How to complete this task: A word-for-word retyping of the listing below is required, with the pictures dropped.

**** The data

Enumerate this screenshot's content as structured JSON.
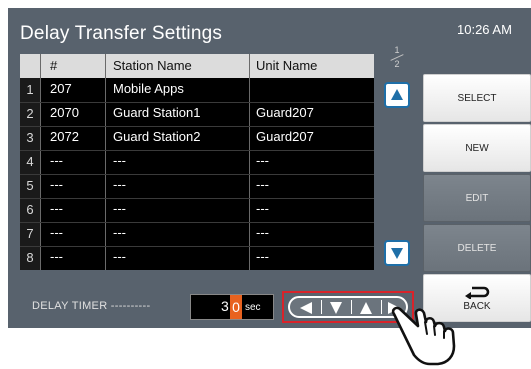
{
  "screen": {
    "title": "Delay Transfer Settings",
    "clock": "10:26 AM"
  },
  "table": {
    "headers": [
      "#",
      "Station Name",
      "Unit Name"
    ],
    "rows": [
      {
        "idx": "1",
        "num": "207",
        "station": "Mobile Apps",
        "unit": ""
      },
      {
        "idx": "2",
        "num": "2070",
        "station": "Guard Station1",
        "unit": "Guard207"
      },
      {
        "idx": "3",
        "num": "2072",
        "station": "Guard Station2",
        "unit": "Guard207"
      },
      {
        "idx": "4",
        "num": "---",
        "station": "---",
        "unit": "---"
      },
      {
        "idx": "5",
        "num": "---",
        "station": "---",
        "unit": "---"
      },
      {
        "idx": "6",
        "num": "---",
        "station": "---",
        "unit": "---"
      },
      {
        "idx": "7",
        "num": "---",
        "station": "---",
        "unit": "---"
      },
      {
        "idx": "8",
        "num": "---",
        "station": "---",
        "unit": "---"
      }
    ]
  },
  "pagination": {
    "current": "1",
    "total": "2"
  },
  "side_buttons": {
    "select": "SELECT",
    "new": "NEW",
    "edit": "EDIT",
    "delete": "DELETE",
    "back": "BACK"
  },
  "delay_timer": {
    "label": "DELAY TIMER ----------",
    "digit_tens": "3",
    "digit_ones": "0",
    "unit": "sec"
  },
  "icons": {
    "scroll_up": "up-triangle-icon",
    "scroll_down": "down-triangle-icon",
    "nav_left": "left-triangle-icon",
    "nav_down": "down-triangle-icon",
    "nav_up": "up-triangle-icon",
    "nav_right": "right-triangle-icon",
    "back": "back-arrow-icon",
    "pointer": "pointing-hand-icon"
  },
  "colors": {
    "background": "#58626d",
    "accent_blue": "#1e6fa8",
    "highlight_orange": "#e8621f",
    "callout_red": "#d9232a"
  }
}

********

Answer below:
Enumerate this screenshot's content as structured JSON.
{
  "screen": {
    "title": "Delay Transfer Settings",
    "clock": "10:26 AM"
  },
  "table": {
    "headers": [
      "#",
      "Station Name",
      "Unit Name"
    ],
    "rows": [
      {
        "idx": "1",
        "num": "207",
        "station": "Mobile Apps",
        "unit": ""
      },
      {
        "idx": "2",
        "num": "2070",
        "station": "Guard Station1",
        "unit": "Guard207"
      },
      {
        "idx": "3",
        "num": "2072",
        "station": "Guard Station2",
        "unit": "Guard207"
      },
      {
        "idx": "4",
        "num": "---",
        "station": "---",
        "unit": "---"
      },
      {
        "idx": "5",
        "num": "---",
        "station": "---",
        "unit": "---"
      },
      {
        "idx": "6",
        "num": "---",
        "station": "---",
        "unit": "---"
      },
      {
        "idx": "7",
        "num": "---",
        "station": "---",
        "unit": "---"
      },
      {
        "idx": "8",
        "num": "---",
        "station": "---",
        "unit": "---"
      }
    ]
  },
  "pagination": {
    "current": "1",
    "total": "2"
  },
  "side_buttons": {
    "select": "SELECT",
    "new": "NEW",
    "edit": "EDIT",
    "delete": "DELETE",
    "back": "BACK"
  },
  "delay_timer": {
    "label": "DELAY TIMER ----------",
    "digit_tens": "3",
    "digit_ones": "0",
    "unit": "sec"
  },
  "icons": {
    "scroll_up": "up-triangle-icon",
    "scroll_down": "down-triangle-icon",
    "nav_left": "left-triangle-icon",
    "nav_down": "down-triangle-icon",
    "nav_up": "up-triangle-icon",
    "nav_right": "right-triangle-icon",
    "back": "back-arrow-icon",
    "pointer": "pointing-hand-icon"
  },
  "colors": {
    "background": "#58626d",
    "accent_blue": "#1e6fa8",
    "highlight_orange": "#e8621f",
    "callout_red": "#d9232a"
  }
}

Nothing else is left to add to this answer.